Just sat down with some hot chocolate and Susan Hill’s “The Mist in the Mirror” :)))
Thank you Ms. C and Big Mama. The poem is based on a day my sister took her teenage children on an outing to the beach. My nephew loves collecting sea glass. They sent a picture of my niece holding it and she looked enchanted, like a mermaid.
I knew everyone here would understand my relief and the shared words (and belief in mermaids;) )
And I love my Sookie Stackhouse Companion; double fun to know I have something you contributed to, Big Mama!:)
In keeping with all things “off topic,” this is a bit random, but I looked for this poem for about 7 hours today, deep in the bowels of my Macbook air. My younger son had to do a “free verse” poem for school and I wanted to share some of mine. Imagine my devastation when I believed them all lost. I cried when I found them. I said to my older son, later, “I found the poems!”
“I know, I heard you mom” (hug) ” ‘I found the poems! I found the poems!'” (mimicking my voice through his laughter) “I’m happy for you mom. I love you.”
Meanwhile,’not sure what was better: finding the poems or having my fourteen year old’s imitation of me, his laughter and hug. Here is one of “the poems!”
by R. Monet
I think he probably walked the beach slowly,
But not exactly methodically;
Then bent over each find like a sandpiper once still,
Spying his dinner;
Dark eye again poised.
He gave them to his sister,
(that much I do know).
They turned her hair indigo;
Hand splayed out like the inner pearl of oyster shells,
Dappled with gems of green and blue.
The pleasure is mine. I am in good company and I’m grateful for the kindred spirits here 🙂
As we wait for “The Russian Cage” at the end of February and talk about fav books in 2020, I’ll add I’ve been into a lot of historical fiction lately. But my worlds converged with “Le Temps Viendra” by Sarah Morris–mixing the historical Anne Boleyn with a time traveling modern day heroine.
Big Mama- So glad you’re half way there!!
I thought I’d share the link to a very interesting episode of my favorite podcast (“Talking Tudors”). You can find it on itunes. It’s Episode 90 and entitled “Early Modern Women & Book Ownership with Martine van Elk”
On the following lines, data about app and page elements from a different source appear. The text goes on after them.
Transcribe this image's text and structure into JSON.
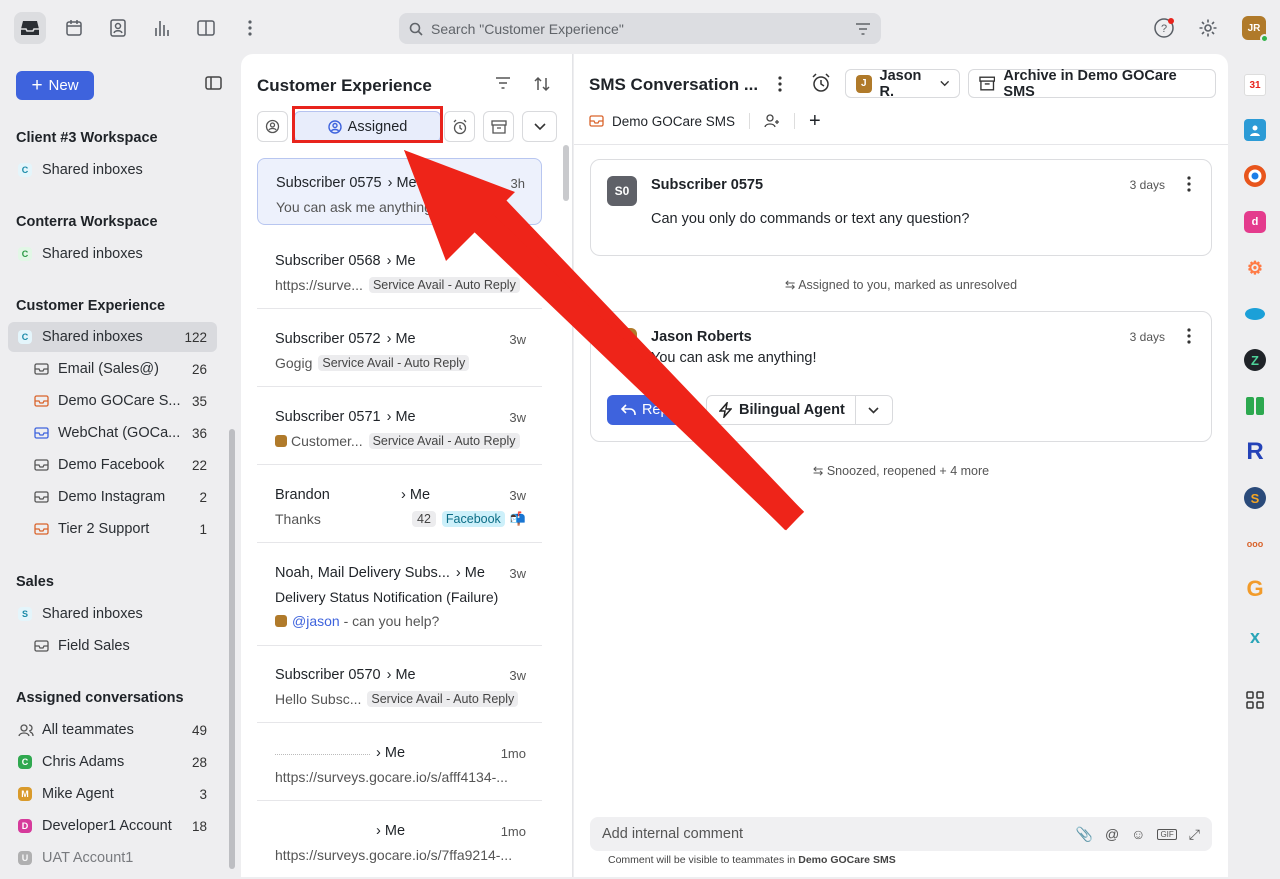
{
  "search": {
    "placeholder": "Search \"Customer Experience\""
  },
  "top": {
    "avatar": "JR"
  },
  "sidebar": {
    "new_label": "New",
    "groups": [
      {
        "title": "Client #3 Workspace",
        "items": [
          {
            "label": "Shared inboxes",
            "badge": "C",
            "badge_color": "#e4f5fb"
          }
        ]
      },
      {
        "title": "Conterra Workspace",
        "items": [
          {
            "label": "Shared inboxes",
            "badge": "C",
            "badge_color": "#e2f7e6"
          }
        ]
      },
      {
        "title": "Customer Experience",
        "items": [
          {
            "label": "Shared inboxes",
            "count": "122",
            "badge": "C"
          },
          {
            "label": "Email (Sales@)",
            "count": "26"
          },
          {
            "label": "Demo GOCare S...",
            "count": "35"
          },
          {
            "label": "WebChat (GOCa...",
            "count": "36"
          },
          {
            "label": "Demo Facebook",
            "count": "22"
          },
          {
            "label": "Demo Instagram",
            "count": "2"
          },
          {
            "label": "Tier 2 Support",
            "count": "1"
          }
        ]
      },
      {
        "title": "Sales",
        "items": [
          {
            "label": "Shared inboxes",
            "badge": "S"
          },
          {
            "label": "Field Sales"
          }
        ]
      },
      {
        "title": "Assigned conversations",
        "items": [
          {
            "label": "All teammates",
            "count": "49"
          },
          {
            "label": "Chris Adams",
            "count": "28",
            "badge": "C"
          },
          {
            "label": "Mike Agent",
            "count": "3",
            "badge": "M"
          },
          {
            "label": "Developer1 Account",
            "count": "18",
            "badge": "D"
          },
          {
            "label": "UAT Account1",
            "badge": "U"
          }
        ]
      }
    ]
  },
  "list": {
    "title": "Customer Experience",
    "assigned_label": "Assigned",
    "conversations": [
      {
        "from": "Subscriber 0575",
        "me": "Me",
        "time": "3h",
        "preview": "You can ask me anything!"
      },
      {
        "from": "Subscriber 0568",
        "me": "Me",
        "time": "3w",
        "preview": "https://surve...",
        "tag": "Service Avail - Auto Reply"
      },
      {
        "from": "Subscriber 0572",
        "me": "Me",
        "time": "3w",
        "preview": "Gogig",
        "tag": "Service Avail - Auto Reply"
      },
      {
        "from": "Subscriber 0571",
        "me": "Me",
        "time": "3w",
        "preview": "Customer...",
        "tag": "Service Avail - Auto Reply"
      },
      {
        "from": "Brandon",
        "me": "Me",
        "time": "3w",
        "preview": "Thanks",
        "count": "42",
        "tag": "Facebook"
      },
      {
        "from": "Noah, Mail Delivery Subs...",
        "me": "Me",
        "time": "3w",
        "preview": "Delivery Status Notification (Failure)",
        "mention": "@jason",
        "mention_rest": " - can you help?"
      },
      {
        "from": "Subscriber 0570",
        "me": "Me",
        "time": "3w",
        "preview": "Hello Subsc...",
        "tag": "Service Avail - Auto Reply"
      },
      {
        "from": "",
        "me": "Me",
        "time": "1mo",
        "preview": "https://surveys.gocare.io/s/afff4134-..."
      },
      {
        "from": "",
        "me": "Me",
        "time": "1mo",
        "preview": "https://surveys.gocare.io/s/7ffa9214-..."
      }
    ]
  },
  "main": {
    "title": "SMS Conversation ...",
    "assignee": "Jason R.",
    "assignee_initial": "J",
    "archive_label": "Archive in Demo GOCare SMS",
    "inbox": "Demo GOCare SMS",
    "msg1": {
      "avatar": "S0",
      "from": "Subscriber 0575",
      "time": "3 days",
      "body": "Can you only do commands or text any question?"
    },
    "sys1": "Assigned to you, marked as unresolved",
    "msg2": {
      "avatar": "JR",
      "from": "Jason Roberts",
      "time": "3 days",
      "body": "You can ask me anything!"
    },
    "reply_label": "Reply",
    "agent_label": "Bilingual Agent",
    "sys2": "Snoozed, reopened + 4 more",
    "composer_placeholder": "Add internal comment",
    "footer_note": "Comment will be visible to teammates in ",
    "footer_inbox": "Demo GOCare SMS"
  },
  "rail": {
    "calendar_day": "31"
  }
}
Dr.van Elk mentions Margaret Lucas Cavendish, Duchess of Newcastle-upon-Tyne (1623 – 15 December 1673) who wrote science fiction and utopian fiction! After I listened to the podcast, I really enjoyed googling more about her. She seems ahead of her time!
I can’t believe it has only been a year since I met Ms C in Birmingham on her book signing tour.I drove from Atlanta with my flamenco teacher (who is like a second mom to me. It was such a fun road trip together!) It feels like ten years ago–this year has been interminable…but here we are! We’ve popped through the other side!
Oh my gooooodneeeessss!! I’m so glad you all have come through on the other side!! In a weird way, you have nothing to fear now! You all have faced it down!
Thanks, Crossfox! A big ditto on that! 🙂
Thank you, Dawn 🙂